**EXERCISE BRIEF:** Copy out each line of the listing below that contains the word "title".
PROVIDED DATA: Begin
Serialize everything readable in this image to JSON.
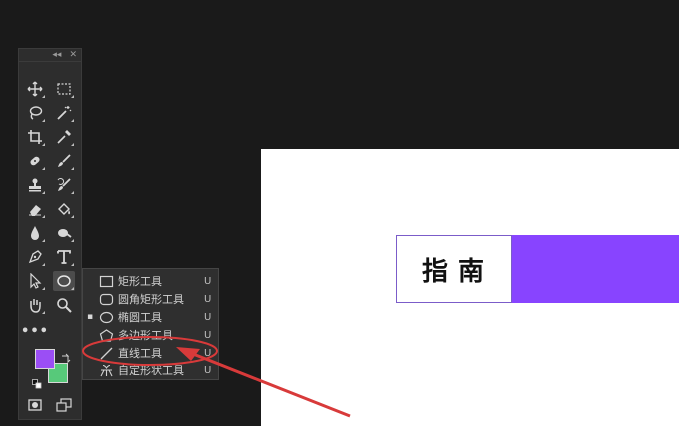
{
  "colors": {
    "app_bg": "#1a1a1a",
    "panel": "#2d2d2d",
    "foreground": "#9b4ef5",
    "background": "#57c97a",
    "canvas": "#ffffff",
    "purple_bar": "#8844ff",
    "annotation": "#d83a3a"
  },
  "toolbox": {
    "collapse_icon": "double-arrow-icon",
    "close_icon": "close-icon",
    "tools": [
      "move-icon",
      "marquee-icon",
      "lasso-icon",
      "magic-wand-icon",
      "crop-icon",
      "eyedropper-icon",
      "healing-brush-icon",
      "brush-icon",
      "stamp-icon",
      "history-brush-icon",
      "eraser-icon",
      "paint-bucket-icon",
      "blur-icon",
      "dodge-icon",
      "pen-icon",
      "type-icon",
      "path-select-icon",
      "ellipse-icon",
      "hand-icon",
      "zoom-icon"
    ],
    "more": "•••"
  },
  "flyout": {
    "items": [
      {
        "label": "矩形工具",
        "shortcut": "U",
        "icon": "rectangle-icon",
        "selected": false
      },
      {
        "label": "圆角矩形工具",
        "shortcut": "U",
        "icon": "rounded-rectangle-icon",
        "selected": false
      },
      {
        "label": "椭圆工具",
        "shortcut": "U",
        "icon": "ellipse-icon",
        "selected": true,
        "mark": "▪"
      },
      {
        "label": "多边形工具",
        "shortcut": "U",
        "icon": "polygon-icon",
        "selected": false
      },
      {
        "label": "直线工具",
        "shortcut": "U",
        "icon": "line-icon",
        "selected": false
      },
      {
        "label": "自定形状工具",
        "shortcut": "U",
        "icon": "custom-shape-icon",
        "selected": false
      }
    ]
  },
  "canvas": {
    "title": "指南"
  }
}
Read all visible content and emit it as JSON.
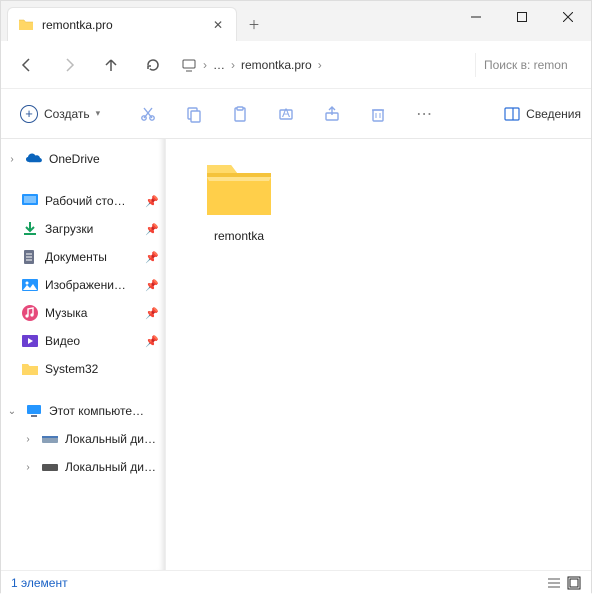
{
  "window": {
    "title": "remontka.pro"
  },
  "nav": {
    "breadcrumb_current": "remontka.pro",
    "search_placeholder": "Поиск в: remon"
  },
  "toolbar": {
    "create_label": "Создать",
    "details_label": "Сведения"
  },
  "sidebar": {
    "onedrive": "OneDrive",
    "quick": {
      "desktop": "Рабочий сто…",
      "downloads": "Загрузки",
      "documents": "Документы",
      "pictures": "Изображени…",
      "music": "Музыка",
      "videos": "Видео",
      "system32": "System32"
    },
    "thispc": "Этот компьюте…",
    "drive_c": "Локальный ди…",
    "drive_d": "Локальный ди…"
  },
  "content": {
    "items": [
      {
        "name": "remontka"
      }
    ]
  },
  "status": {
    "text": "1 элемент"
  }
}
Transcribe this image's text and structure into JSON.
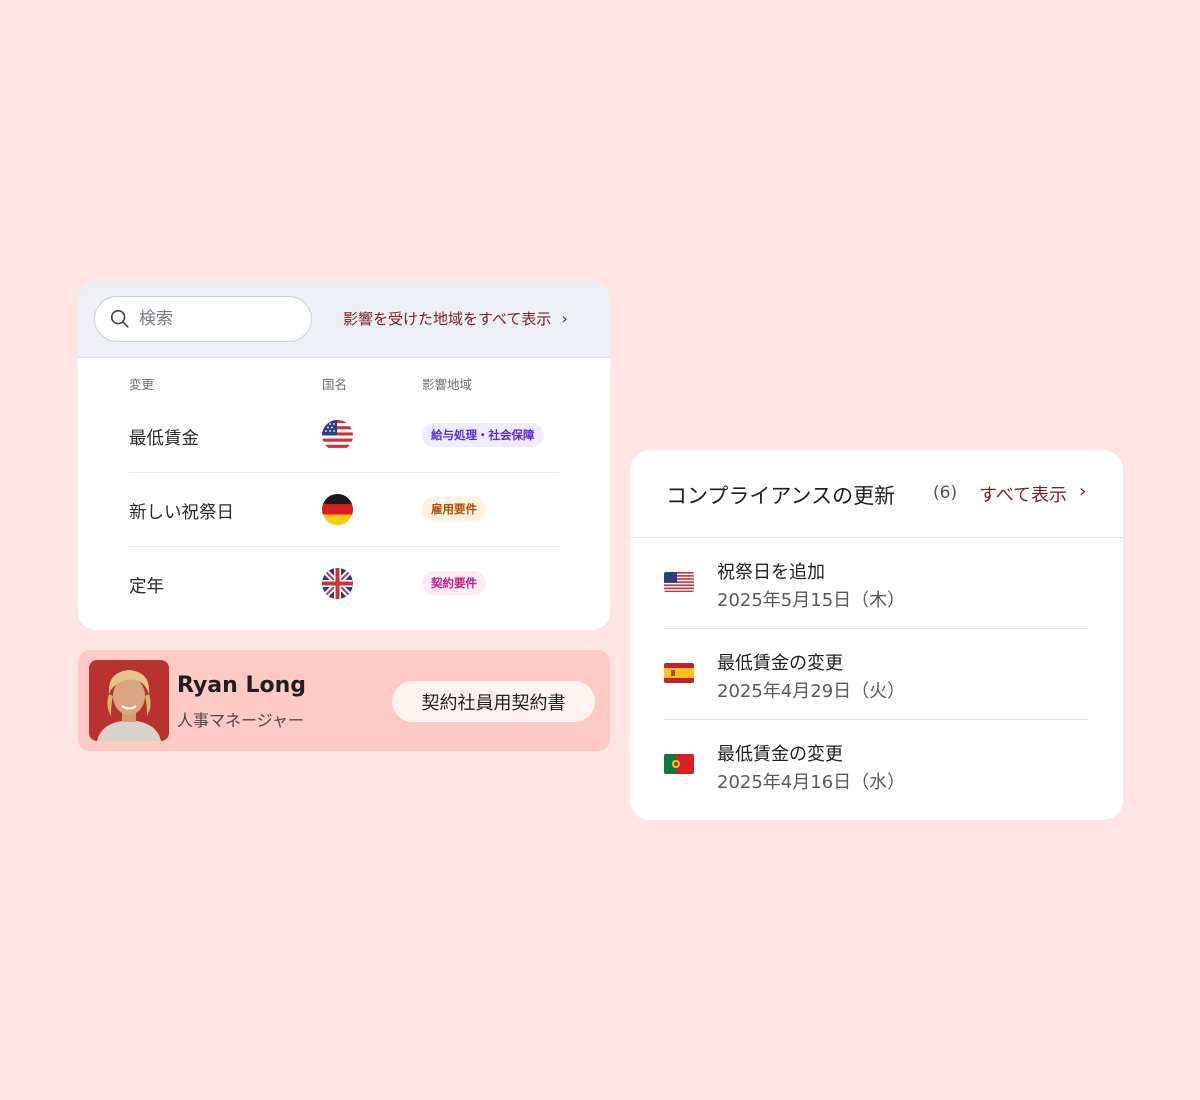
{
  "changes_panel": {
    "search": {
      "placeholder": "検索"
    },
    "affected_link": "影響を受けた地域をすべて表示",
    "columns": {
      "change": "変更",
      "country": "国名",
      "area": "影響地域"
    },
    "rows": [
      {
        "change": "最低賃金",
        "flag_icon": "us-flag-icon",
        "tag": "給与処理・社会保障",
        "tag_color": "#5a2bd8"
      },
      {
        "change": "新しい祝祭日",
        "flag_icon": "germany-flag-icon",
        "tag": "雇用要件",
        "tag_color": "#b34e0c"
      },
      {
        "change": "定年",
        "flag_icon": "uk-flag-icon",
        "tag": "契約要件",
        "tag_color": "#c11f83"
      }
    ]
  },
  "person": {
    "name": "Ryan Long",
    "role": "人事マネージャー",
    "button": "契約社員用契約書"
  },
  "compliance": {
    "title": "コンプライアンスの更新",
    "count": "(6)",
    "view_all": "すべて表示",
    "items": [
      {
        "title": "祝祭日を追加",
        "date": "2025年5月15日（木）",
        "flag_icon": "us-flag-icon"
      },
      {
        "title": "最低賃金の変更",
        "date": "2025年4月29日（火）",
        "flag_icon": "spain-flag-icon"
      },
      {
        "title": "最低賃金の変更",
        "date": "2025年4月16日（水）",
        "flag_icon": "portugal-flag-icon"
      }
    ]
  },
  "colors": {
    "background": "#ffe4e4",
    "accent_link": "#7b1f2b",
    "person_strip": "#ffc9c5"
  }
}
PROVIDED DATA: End
**SOLUTION FOR THIS PROBLEM:**
    "title": "指南"
    "title": "remontka.pro"
    "title": "コンプライアンスの更新",
        "title": "祝祭日を追加",
        "title": "最低賃金の変更",
        "title": "最低賃金の変更",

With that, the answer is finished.